→ **What is expected**
Find each line below where the word "Procedure" occurs, and copy it.

Data records for software interfaces
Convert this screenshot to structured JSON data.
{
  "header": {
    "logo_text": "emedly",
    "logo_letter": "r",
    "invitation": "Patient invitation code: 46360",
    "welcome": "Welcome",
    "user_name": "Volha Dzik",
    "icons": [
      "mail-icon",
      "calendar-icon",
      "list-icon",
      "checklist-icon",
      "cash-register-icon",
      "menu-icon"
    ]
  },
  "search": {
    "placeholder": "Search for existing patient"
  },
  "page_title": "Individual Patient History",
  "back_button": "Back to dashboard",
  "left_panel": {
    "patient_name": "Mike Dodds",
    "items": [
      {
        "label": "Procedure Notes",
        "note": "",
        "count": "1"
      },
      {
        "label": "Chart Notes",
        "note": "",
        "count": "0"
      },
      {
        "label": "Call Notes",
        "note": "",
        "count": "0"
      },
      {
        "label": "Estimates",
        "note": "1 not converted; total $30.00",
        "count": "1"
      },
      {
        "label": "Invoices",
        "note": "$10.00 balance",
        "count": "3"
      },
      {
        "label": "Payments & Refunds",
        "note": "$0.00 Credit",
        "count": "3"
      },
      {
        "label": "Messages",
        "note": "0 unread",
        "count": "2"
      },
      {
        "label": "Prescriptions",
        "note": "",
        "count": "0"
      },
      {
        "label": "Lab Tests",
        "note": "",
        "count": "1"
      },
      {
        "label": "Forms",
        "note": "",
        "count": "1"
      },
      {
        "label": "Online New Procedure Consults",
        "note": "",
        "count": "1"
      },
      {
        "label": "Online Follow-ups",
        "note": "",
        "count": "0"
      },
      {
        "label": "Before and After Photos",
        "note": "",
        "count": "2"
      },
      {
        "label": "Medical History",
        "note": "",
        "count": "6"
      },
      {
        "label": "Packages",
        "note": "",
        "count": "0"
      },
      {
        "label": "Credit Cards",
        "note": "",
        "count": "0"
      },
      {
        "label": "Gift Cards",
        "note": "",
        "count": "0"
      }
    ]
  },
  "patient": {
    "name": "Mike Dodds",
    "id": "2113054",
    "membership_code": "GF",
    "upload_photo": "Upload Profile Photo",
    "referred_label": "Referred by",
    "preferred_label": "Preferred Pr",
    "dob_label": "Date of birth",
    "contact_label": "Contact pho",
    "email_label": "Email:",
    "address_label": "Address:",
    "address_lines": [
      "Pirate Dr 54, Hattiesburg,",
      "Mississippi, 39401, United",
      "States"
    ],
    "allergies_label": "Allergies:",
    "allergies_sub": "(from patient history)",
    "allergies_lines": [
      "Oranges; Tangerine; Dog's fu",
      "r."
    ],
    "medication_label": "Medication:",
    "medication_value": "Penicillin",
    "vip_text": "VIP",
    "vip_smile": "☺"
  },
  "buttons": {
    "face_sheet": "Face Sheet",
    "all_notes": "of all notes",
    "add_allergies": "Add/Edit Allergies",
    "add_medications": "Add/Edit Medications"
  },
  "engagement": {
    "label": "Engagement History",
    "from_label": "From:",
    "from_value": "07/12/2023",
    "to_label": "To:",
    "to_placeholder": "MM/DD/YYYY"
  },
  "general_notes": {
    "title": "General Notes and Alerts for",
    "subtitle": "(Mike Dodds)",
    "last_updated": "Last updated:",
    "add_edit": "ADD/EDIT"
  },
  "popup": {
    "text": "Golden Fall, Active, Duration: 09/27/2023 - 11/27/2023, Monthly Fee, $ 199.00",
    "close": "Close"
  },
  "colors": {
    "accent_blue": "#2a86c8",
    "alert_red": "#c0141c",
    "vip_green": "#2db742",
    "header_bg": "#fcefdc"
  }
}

→ **Response area**
        "label": "Procedure Notes",
        "label": "Online New Procedure Consults",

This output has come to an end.